Spencer: I don't know what Chelsea was thinking. She just continued to pet the pig after it charged Max and then lo and behold, a couple minutes later she got bit right on the stomach.

Spencer: I'm not really proud to say I didn't jump in front of the pig to protect Chelsea.

Yeah, aren't you married?

Chelsea: I think Spencer pushed me into the pig.

Spencer: It was quick, I didn't have a lot of time to react.

Chelsea: But yeah, shout-out to Franklin. Tour’s always fun. We just had the best time. We live together anyways, so it's like, why not live together on the road?

You've got a pretty stacked summer, with some festivals coming up. Which ones are you looking forward to?

Chelsea: "Trampoline" has opened up all these festivals for us, so our summer is packed with a lot of festivals that we've always dreamed of playing but never been able to play. We're playing Hangout Fest, which we're really excited about, and Bottlerock, which is gonna be awesome. We're excited about all the festivals and everything we're doing this summer.

You’ve been on the road with Marian Hill, Bishop Briggs, Sir Sly, and X Ambassadors in the past. Who would you love to tour with next?

Chelsea: SZA's one of my all-time favorite female vocalists; that would be a dream.

Max: Billie Eilish. We’ve already listened to her album a bunch.

Chelsea: Yeah, we love Billie Eilish. Halsey would be cool, too.

What's your writing process like?

Chelsea: We generally make a big breakfast and then we go into the studio [at our house].

Spencer: Truthfully, it's mainly just Chelsea making a big breakfast.

Chelsea: I make a big breakfast and then we try to write something. Just on guitar or maybe try to build a beat or something. Or finish up ideas that we already have. But it's generally eat, and then go to work. Food is very important for me. I don't know about for you guys?

Spencer: It's definitely important.

What’s next for Shaed?

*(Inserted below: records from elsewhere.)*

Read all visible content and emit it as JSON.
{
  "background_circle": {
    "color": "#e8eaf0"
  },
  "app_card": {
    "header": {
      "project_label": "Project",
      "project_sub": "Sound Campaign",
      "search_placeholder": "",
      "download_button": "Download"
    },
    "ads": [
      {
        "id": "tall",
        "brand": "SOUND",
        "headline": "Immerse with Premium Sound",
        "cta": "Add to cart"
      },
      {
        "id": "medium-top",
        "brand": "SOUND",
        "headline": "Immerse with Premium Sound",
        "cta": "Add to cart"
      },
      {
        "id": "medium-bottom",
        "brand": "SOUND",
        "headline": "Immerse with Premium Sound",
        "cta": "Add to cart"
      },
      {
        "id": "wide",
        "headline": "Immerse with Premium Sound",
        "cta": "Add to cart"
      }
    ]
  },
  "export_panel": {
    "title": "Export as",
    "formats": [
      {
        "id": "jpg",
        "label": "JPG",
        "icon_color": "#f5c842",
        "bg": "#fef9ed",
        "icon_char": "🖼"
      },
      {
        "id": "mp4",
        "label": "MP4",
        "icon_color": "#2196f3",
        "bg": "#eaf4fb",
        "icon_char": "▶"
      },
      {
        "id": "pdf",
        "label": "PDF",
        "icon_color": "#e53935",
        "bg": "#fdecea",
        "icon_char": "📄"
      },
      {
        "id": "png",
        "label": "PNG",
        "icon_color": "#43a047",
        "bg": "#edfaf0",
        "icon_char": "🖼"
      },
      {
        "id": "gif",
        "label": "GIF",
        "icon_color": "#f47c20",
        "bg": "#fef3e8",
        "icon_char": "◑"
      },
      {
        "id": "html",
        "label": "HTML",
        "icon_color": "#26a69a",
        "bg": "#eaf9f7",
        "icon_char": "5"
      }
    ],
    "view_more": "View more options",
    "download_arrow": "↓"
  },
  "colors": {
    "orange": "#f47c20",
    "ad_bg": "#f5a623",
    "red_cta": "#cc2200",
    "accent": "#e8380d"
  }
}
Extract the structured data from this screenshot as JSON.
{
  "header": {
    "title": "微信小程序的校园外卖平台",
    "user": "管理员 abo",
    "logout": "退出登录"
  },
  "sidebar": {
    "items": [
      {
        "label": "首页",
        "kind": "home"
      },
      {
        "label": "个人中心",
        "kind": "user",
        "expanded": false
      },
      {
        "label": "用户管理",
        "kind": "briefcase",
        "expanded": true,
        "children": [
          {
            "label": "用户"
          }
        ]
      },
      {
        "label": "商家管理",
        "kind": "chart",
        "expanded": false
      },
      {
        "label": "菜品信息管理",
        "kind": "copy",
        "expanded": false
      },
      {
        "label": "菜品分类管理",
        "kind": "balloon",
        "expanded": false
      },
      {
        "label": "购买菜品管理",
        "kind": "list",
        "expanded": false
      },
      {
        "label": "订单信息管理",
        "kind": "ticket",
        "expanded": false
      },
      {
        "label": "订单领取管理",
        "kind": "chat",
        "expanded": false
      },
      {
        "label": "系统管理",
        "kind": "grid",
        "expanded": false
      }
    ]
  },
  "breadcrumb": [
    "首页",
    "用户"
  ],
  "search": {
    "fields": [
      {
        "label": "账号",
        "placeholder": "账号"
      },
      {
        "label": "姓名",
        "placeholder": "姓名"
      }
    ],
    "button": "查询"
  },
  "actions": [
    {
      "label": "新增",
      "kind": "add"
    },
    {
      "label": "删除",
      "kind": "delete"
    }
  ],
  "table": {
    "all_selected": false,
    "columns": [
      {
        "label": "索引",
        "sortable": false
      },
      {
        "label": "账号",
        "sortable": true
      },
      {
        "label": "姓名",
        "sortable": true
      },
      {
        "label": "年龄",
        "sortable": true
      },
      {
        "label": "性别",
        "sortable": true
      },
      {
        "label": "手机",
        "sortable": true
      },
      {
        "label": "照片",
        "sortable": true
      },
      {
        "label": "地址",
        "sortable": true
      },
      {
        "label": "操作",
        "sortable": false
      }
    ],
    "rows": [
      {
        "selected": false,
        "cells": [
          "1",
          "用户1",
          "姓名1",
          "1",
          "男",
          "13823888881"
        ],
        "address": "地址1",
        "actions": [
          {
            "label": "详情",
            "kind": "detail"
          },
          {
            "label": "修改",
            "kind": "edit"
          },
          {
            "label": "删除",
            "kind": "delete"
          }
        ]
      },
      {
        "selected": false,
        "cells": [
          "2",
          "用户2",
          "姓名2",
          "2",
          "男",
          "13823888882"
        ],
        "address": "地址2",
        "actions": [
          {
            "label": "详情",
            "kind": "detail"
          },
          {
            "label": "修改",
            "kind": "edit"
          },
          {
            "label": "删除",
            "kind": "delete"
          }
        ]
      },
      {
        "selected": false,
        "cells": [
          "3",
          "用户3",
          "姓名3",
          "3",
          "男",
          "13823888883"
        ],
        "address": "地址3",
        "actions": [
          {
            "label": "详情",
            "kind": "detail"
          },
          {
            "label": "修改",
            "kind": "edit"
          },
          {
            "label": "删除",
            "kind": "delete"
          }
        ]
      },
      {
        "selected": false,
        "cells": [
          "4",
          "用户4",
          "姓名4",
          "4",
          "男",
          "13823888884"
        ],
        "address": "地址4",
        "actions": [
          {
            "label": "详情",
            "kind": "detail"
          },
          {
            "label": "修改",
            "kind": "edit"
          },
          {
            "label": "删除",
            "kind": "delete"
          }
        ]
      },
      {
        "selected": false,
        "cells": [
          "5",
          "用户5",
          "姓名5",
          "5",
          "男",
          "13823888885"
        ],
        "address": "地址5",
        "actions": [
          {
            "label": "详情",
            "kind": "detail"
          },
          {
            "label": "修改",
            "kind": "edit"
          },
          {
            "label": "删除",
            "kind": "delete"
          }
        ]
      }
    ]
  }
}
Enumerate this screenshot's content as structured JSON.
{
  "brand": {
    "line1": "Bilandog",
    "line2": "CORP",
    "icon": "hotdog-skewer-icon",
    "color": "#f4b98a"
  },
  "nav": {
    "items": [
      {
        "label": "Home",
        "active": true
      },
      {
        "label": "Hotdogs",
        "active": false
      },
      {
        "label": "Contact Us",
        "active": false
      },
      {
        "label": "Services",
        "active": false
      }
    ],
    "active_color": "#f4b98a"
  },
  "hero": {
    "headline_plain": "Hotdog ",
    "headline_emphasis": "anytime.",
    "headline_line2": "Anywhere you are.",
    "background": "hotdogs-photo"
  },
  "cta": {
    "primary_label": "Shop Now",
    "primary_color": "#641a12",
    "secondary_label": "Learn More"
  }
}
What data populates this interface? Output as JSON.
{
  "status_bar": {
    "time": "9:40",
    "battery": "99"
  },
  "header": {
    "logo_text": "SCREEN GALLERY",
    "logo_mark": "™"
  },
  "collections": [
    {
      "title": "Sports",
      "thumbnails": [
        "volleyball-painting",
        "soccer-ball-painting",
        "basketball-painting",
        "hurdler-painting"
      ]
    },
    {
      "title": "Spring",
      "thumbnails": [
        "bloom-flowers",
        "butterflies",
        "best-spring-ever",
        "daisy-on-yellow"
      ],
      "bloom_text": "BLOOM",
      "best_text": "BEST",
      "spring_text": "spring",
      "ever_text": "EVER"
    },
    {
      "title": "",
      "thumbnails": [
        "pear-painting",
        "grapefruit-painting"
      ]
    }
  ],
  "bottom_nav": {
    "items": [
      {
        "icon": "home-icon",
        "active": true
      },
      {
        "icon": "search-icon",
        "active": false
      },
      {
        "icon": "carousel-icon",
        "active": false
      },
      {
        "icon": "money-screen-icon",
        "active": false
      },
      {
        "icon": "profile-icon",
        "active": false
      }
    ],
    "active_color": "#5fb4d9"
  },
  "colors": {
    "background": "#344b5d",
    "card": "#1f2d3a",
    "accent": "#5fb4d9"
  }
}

Spencer: We're hoping to do another tour in the fall, and then when we're off, writing.

Max: We hope to have a lot of new music out by the fall. We want to release new music in the summer and we're gearing up for a full-length album at some point, so right now we're just trying to write it, every day that we have off.

We've got a few producers that were heavily involved on the Melt EP. Our friend Grant Eadie [from the band] Manatee Commune. We've been working with Alex Mendoza, who co-produced "Trampoline," on some new material, and have been writing with Jason Gill. It's been fun.

Spencer: We've already worked with a couple of artists and we have some things in the works that we can't really announce yet, but we're really excited.

THE BILLBOARD BIZ
SUBSCRIBER EXPERIENCE

The Biz premium subscriber content has moved to Billboard.com/business.


To simplify subscriber access, we have temporarily disabled the password requirement.